Contempt is a cross-cultural emotional response to norm violations, among them moral violations. As such, it is of tremendous personal and social significance. However, philosophical and psychological study of contempt lags far behind that of other emotional responses to norm violations, among them: anger, disgust, and shame. This volume is the first to bring together original work by leading philosophers and psychologists in an examination of the moral psychology of contempt. Its main objective is to at once advance the nascent literature on contempt and set the agenda for future research. The volume addresses important empirical questions concerning contempt’s function; its emotional, cognitive, and behavioral signatures; its interpersonal and intergroup consequences; conceptual questions concerning its content; and prescriptive questions concerning its moral warrant.
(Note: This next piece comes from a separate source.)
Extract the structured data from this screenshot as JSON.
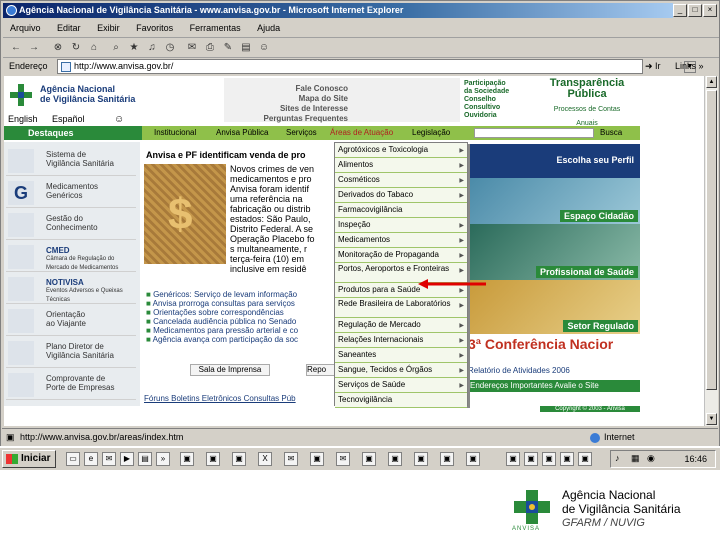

It will prove a distinctive resource for advanced students and scholars of both empirical and normative moral psychology.
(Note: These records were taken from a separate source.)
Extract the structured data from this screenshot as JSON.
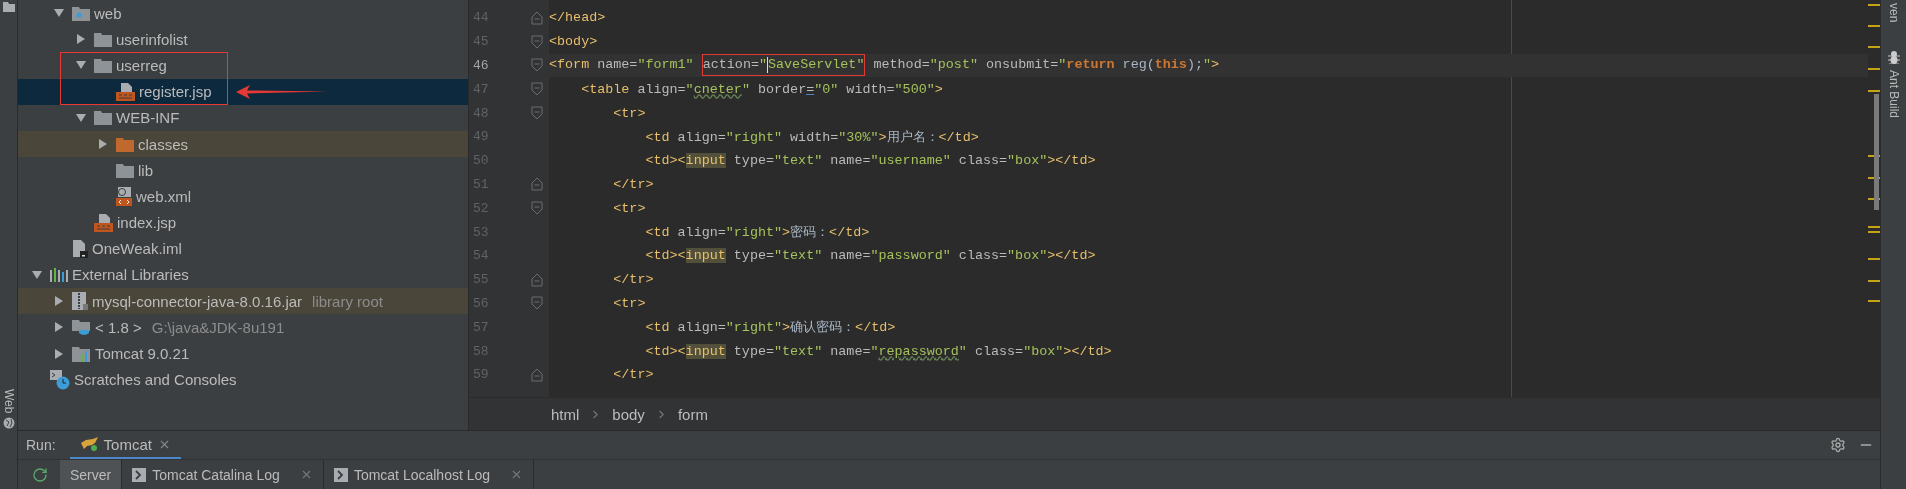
{
  "left_stripe": {
    "label": "Web"
  },
  "right_stripe": {
    "labels": [
      {
        "text": "ven",
        "kind": "plain"
      },
      {
        "text": "Ant Build",
        "kind": "ant"
      }
    ]
  },
  "project_tree": {
    "module_children": [
      {
        "label": "web",
        "kind": "folder-web",
        "expanded": true,
        "selected": false,
        "highlighted": false,
        "children": [
          {
            "label": "userinfolist",
            "kind": "folder",
            "expanded": false,
            "selected": false,
            "highlighted": false
          },
          {
            "label": "userreg",
            "kind": "folder",
            "expanded": true,
            "selected": false,
            "highlighted": false,
            "annotated": true,
            "children": [
              {
                "label": "register.jsp",
                "kind": "jsp",
                "selected": true
              }
            ]
          },
          {
            "label": "WEB-INF",
            "kind": "folder",
            "expanded": true,
            "selected": false,
            "highlighted": false,
            "children": [
              {
                "label": "classes",
                "kind": "folder-excluded",
                "expanded": false,
                "selected": false,
                "highlighted": true
              },
              {
                "label": "lib",
                "kind": "folder",
                "selected": false,
                "highlighted": false
              },
              {
                "label": "web.xml",
                "kind": "xml",
                "selected": false,
                "highlighted": false
              }
            ]
          },
          {
            "label": "index.jsp",
            "kind": "jsp",
            "selected": false,
            "highlighted": false
          }
        ]
      },
      {
        "label": "OneWeak.iml",
        "kind": "iml",
        "selected": false,
        "highlighted": false
      }
    ],
    "items": [
      {
        "label": "External Libraries",
        "kind": "libraries",
        "expanded": true,
        "selected": false,
        "highlighted": false,
        "children": [
          {
            "label": "mysql-connector-java-8.0.16.jar",
            "hint": "library root",
            "kind": "jar",
            "expanded": false,
            "selected": false,
            "highlighted": true
          },
          {
            "label": "< 1.8 >",
            "hint": "G:\\java&JDK-8u191",
            "kind": "jdk",
            "expanded": false,
            "selected": false,
            "highlighted": false
          },
          {
            "label": "Tomcat 9.0.21",
            "kind": "tomcat",
            "expanded": false,
            "selected": false,
            "highlighted": false
          }
        ]
      },
      {
        "label": "Scratches and Consoles",
        "kind": "scratches",
        "selected": false,
        "highlighted": false
      }
    ]
  },
  "editor": {
    "lines": [
      {
        "number": "44",
        "kind": "fold-end",
        "current": false,
        "tokens": [
          {
            "kind": "tag",
            "text": "</head>"
          }
        ]
      },
      {
        "number": "45",
        "kind": "fold-start",
        "current": false,
        "tokens": [
          {
            "kind": "tag",
            "text": "<body>"
          }
        ]
      },
      {
        "number": "46",
        "kind": "fold-start",
        "current": true,
        "tokens": [
          {
            "kind": "tag",
            "text": "<form"
          },
          {
            "kind": "attr",
            "text": " name="
          },
          {
            "kind": "value",
            "text": "\"form1\" "
          },
          {
            "kind": "box",
            "tokens": [
              {
                "kind": "attr",
                "text": "action="
              },
              {
                "kind": "value",
                "text": "\""
              },
              {
                "kind": "caret"
              },
              {
                "kind": "value",
                "text": "SaveServlet\""
              }
            ]
          },
          {
            "kind": "attr",
            "text": " method="
          },
          {
            "kind": "value",
            "text": "\"post\""
          },
          {
            "kind": "attr",
            "text": " onsubmit="
          },
          {
            "kind": "value",
            "text": "\""
          },
          {
            "kind": "keyword",
            "text": "return"
          },
          {
            "kind": "text",
            "text": " reg("
          },
          {
            "kind": "keyword",
            "text": "this"
          },
          {
            "kind": "text",
            "text": ");"
          },
          {
            "kind": "value",
            "text": "\""
          },
          {
            "kind": "tag",
            "text": ">"
          }
        ]
      },
      {
        "number": "47",
        "kind": "fold-start",
        "current": false,
        "tokens": [
          {
            "kind": "tag",
            "text": "    <table"
          },
          {
            "kind": "attr",
            "text": " align="
          },
          {
            "kind": "value",
            "text": "\""
          },
          {
            "kind": "typo",
            "text": "cneter"
          },
          {
            "kind": "value",
            "text": "\""
          },
          {
            "kind": "attr",
            "text": " border"
          },
          {
            "kind": "marked",
            "text": "="
          },
          {
            "kind": "value",
            "text": "\"0\""
          },
          {
            "kind": "attr",
            "text": " width="
          },
          {
            "kind": "value",
            "text": "\"500\""
          },
          {
            "kind": "tag",
            "text": ">"
          }
        ]
      },
      {
        "number": "48",
        "kind": "fold-start",
        "current": false,
        "tokens": [
          {
            "kind": "tag",
            "text": "        <tr>"
          }
        ]
      },
      {
        "number": "49",
        "kind": "plain",
        "current": false,
        "tokens": [
          {
            "kind": "tag",
            "text": "            <td"
          },
          {
            "kind": "attr",
            "text": " align="
          },
          {
            "kind": "value",
            "text": "\"right\""
          },
          {
            "kind": "attr",
            "text": " width="
          },
          {
            "kind": "value",
            "text": "\"30%\""
          },
          {
            "kind": "tag",
            "text": ">"
          },
          {
            "kind": "text",
            "text": "用户名："
          },
          {
            "kind": "tag",
            "text": "</td>"
          }
        ]
      },
      {
        "number": "50",
        "kind": "plain",
        "current": false,
        "tokens": [
          {
            "kind": "tag",
            "text": "            <td><"
          },
          {
            "kind": "match",
            "text": "input"
          },
          {
            "kind": "attr",
            "text": " type="
          },
          {
            "kind": "value",
            "text": "\"text\""
          },
          {
            "kind": "attr",
            "text": " name="
          },
          {
            "kind": "value",
            "text": "\"username\""
          },
          {
            "kind": "attr",
            "text": " class="
          },
          {
            "kind": "value",
            "text": "\"box\""
          },
          {
            "kind": "tag",
            "text": "></td>"
          }
        ]
      },
      {
        "number": "51",
        "kind": "fold-end",
        "current": false,
        "tokens": [
          {
            "kind": "tag",
            "text": "        </tr>"
          }
        ]
      },
      {
        "number": "52",
        "kind": "fold-start",
        "current": false,
        "tokens": [
          {
            "kind": "tag",
            "text": "        <tr>"
          }
        ]
      },
      {
        "number": "53",
        "kind": "plain",
        "current": false,
        "tokens": [
          {
            "kind": "tag",
            "text": "            <td"
          },
          {
            "kind": "attr",
            "text": " align="
          },
          {
            "kind": "value",
            "text": "\"right\""
          },
          {
            "kind": "tag",
            "text": ">"
          },
          {
            "kind": "text",
            "text": "密码："
          },
          {
            "kind": "tag",
            "text": "</td>"
          }
        ]
      },
      {
        "number": "54",
        "kind": "plain",
        "current": false,
        "tokens": [
          {
            "kind": "tag",
            "text": "            <td><"
          },
          {
            "kind": "match",
            "text": "input"
          },
          {
            "kind": "attr",
            "text": " type="
          },
          {
            "kind": "value",
            "text": "\"text\""
          },
          {
            "kind": "attr",
            "text": " name="
          },
          {
            "kind": "value",
            "text": "\"password\""
          },
          {
            "kind": "attr",
            "text": " class="
          },
          {
            "kind": "value",
            "text": "\"box\""
          },
          {
            "kind": "tag",
            "text": "></td>"
          }
        ]
      },
      {
        "number": "55",
        "kind": "fold-end",
        "current": false,
        "tokens": [
          {
            "kind": "tag",
            "text": "        </tr>"
          }
        ]
      },
      {
        "number": "56",
        "kind": "fold-start",
        "current": false,
        "tokens": [
          {
            "kind": "tag",
            "text": "        <tr>"
          }
        ]
      },
      {
        "number": "57",
        "kind": "plain",
        "current": false,
        "tokens": [
          {
            "kind": "tag",
            "text": "            <td"
          },
          {
            "kind": "attr",
            "text": " align="
          },
          {
            "kind": "value",
            "text": "\"right\""
          },
          {
            "kind": "tag",
            "text": ">"
          },
          {
            "kind": "text",
            "text": "确认密码："
          },
          {
            "kind": "tag",
            "text": "</td>"
          }
        ]
      },
      {
        "number": "58",
        "kind": "plain",
        "current": false,
        "tokens": [
          {
            "kind": "tag",
            "text": "            <td><"
          },
          {
            "kind": "match",
            "text": "input"
          },
          {
            "kind": "attr",
            "text": " type="
          },
          {
            "kind": "value",
            "text": "\"text\""
          },
          {
            "kind": "attr",
            "text": " name="
          },
          {
            "kind": "value",
            "text": "\""
          },
          {
            "kind": "typo",
            "text": "repassword"
          },
          {
            "kind": "value",
            "text": "\""
          },
          {
            "kind": "attr",
            "text": " class="
          },
          {
            "kind": "value",
            "text": "\"box\""
          },
          {
            "kind": "tag",
            "text": "></td>"
          }
        ]
      },
      {
        "number": "59",
        "kind": "fold-end",
        "current": false,
        "tokens": [
          {
            "kind": "tag",
            "text": "        </tr>"
          }
        ]
      }
    ],
    "breadcrumbs": [
      "html",
      "body",
      "form"
    ]
  },
  "run_panel": {
    "label": "Run:",
    "tabs": [
      {
        "label": "Tomcat",
        "selected": true
      }
    ],
    "sub_tabs": [
      {
        "label": "Server",
        "kind": "plain",
        "selected": true,
        "closable": false
      },
      {
        "label": "Tomcat Catalina Log",
        "kind": "console",
        "selected": false,
        "closable": true
      },
      {
        "label": "Tomcat Localhost Log",
        "kind": "console",
        "selected": false,
        "closable": true
      }
    ]
  }
}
Introduction, Michelle Mason / 1. Contempt in Classical Moral Psychology, Michael Pakaluk / 2. Rejecting the Unworthy: The Causes, Components, and Consequences of Contempt, Ira Roseman / 3. Exploring Contempt Against the Background of Blame Bertram Malle, John Voiklis, and Boyoung Kim / 4. Contempt as a Dis-identifying Attitude Stephen Darwall / 5. Contempt in Arthurian Society and Ours Felicia Nimue Ackerman / 6., Contempt and Accountability Zac Cogley / 7. Contempt at the Limits of Reactivity, Michelle Mason / 8. Above and Beneath Contempt David Sussman / 9. Moral Self-Preservation and Contempt Kate Abramson / 10. Contempt, Honor, and Addressing Racism Macalester Bell / Bibliography / Index
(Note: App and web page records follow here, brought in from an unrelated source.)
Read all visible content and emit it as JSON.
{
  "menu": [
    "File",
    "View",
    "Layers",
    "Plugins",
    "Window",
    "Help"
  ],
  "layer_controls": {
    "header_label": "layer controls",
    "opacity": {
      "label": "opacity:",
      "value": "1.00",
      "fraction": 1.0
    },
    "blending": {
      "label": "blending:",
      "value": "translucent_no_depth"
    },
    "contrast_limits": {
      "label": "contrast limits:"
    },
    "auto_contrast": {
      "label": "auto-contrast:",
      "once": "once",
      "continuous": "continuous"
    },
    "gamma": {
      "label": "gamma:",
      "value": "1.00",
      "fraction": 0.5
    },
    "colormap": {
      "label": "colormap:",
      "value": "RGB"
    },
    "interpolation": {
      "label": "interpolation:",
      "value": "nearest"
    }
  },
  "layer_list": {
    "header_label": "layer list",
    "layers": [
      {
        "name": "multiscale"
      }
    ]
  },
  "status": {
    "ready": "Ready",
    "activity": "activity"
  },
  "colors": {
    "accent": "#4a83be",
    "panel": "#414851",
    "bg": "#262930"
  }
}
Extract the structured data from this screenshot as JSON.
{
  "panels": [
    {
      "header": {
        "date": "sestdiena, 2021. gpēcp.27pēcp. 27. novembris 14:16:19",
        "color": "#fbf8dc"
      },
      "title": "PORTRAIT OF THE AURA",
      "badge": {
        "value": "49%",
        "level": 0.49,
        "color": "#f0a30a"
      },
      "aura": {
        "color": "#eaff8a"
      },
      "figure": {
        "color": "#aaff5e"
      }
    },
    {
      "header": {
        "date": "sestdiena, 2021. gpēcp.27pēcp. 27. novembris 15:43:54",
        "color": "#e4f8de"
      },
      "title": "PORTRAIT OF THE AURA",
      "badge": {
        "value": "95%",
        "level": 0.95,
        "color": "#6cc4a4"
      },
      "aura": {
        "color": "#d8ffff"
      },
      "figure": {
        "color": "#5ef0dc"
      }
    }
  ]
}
Michelle Mason is Associate Professor of Philosophy at the University of Minnesota. Her main research interests and publications are in moral psychology, including the nature and moral significance of person-focused evaluative attitudes (contempt, shame, pride, and love) and the connections between aretaic and rational appraisal of persons as agents.